These records must be written out again exactly.

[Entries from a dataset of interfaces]
______
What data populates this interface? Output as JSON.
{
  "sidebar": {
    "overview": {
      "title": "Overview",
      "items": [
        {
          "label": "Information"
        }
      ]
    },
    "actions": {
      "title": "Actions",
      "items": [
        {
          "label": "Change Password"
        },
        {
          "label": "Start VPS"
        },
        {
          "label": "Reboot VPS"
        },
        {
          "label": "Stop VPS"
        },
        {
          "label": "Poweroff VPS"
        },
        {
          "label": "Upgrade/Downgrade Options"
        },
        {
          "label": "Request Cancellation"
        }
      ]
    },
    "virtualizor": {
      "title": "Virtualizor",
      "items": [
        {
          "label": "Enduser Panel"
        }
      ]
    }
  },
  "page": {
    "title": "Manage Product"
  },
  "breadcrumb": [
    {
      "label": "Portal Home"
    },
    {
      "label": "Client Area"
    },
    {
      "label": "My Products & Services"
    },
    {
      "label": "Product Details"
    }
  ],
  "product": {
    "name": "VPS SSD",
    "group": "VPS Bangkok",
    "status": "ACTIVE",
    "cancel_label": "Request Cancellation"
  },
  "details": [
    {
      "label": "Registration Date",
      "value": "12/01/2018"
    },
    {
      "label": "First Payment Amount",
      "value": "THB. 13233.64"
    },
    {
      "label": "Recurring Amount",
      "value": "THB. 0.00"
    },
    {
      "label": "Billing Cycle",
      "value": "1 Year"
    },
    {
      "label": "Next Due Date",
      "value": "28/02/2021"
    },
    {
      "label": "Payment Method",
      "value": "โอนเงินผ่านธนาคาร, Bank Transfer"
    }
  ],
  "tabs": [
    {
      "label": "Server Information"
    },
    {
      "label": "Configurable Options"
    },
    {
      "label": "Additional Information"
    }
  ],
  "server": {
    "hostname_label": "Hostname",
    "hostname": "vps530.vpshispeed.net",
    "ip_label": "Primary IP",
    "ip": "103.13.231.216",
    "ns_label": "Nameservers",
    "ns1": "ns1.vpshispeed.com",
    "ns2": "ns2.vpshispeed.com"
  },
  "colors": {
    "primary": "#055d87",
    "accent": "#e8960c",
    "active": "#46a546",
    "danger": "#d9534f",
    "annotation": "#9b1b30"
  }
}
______
Answer to this problem:
What data populates this interface? Output as JSON.
{
  "sidebar": {
    "overview": {
      "title": "Overview",
      "items": [
        {
          "label": "Information"
        }
      ]
    },
    "actions": {
      "title": "Actions",
      "items": [
        {
          "label": "Change Password"
        },
        {
          "label": "Start VPS"
        },
        {
          "label": "Reboot VPS"
        },
        {
          "label": "Stop VPS"
        },
        {
          "label": "Poweroff VPS"
        },
        {
          "label": "Upgrade/Downgrade Options"
        },
        {
          "label": "Request Cancellation"
        }
      ]
    },
    "virtualizor": {
      "title": "Virtualizor",
      "items": [
        {
          "label": "Enduser Panel"
        }
      ]
    }
  },
  "page": {
    "title": "Manage Product"
  },
  "breadcrumb": [
    {
      "label": "Portal Home"
    },
    {
      "label": "Client Area"
    },
    {
      "label": "My Products & Services"
    },
    {
      "label": "Product Details"
    }
  ],
  "product": {
    "name": "VPS SSD",
    "group": "VPS Bangkok",
    "status": "ACTIVE",
    "cancel_label": "Request Cancellation"
  },
  "details": [
    {
      "label": "Registration Date",
      "value": "12/01/2018"
    },
    {
      "label": "First Payment Amount",
      "value": "THB. 13233.64"
    },
    {
      "label": "Recurring Amount",
      "value": "THB. 0.00"
    },
    {
      "label": "Billing Cycle",
      "value": "1 Year"
    },
    {
      "label": "Next Due Date",
      "value": "28/02/2021"
    },
    {
      "label": "Payment Method",
      "value": "โอนเงินผ่านธนาคาร, Bank Transfer"
    }
  ],
  "tabs": [
    {
      "label": "Server Information"
    },
    {
      "label": "Configurable Options"
    },
    {
      "label": "Additional Information"
    }
  ],
  "server": {
    "hostname_label": "Hostname",
    "hostname": "vps530.vpshispeed.net",
    "ip_label": "Primary IP",
    "ip": "103.13.231.216",
    "ns_label": "Nameservers",
    "ns1": "ns1.vpshispeed.com",
    "ns2": "ns2.vpshispeed.com"
  },
  "colors": {
    "primary": "#055d87",
    "accent": "#e8960c",
    "active": "#46a546",
    "danger": "#d9534f",
    "annotation": "#9b1b30"
  }
}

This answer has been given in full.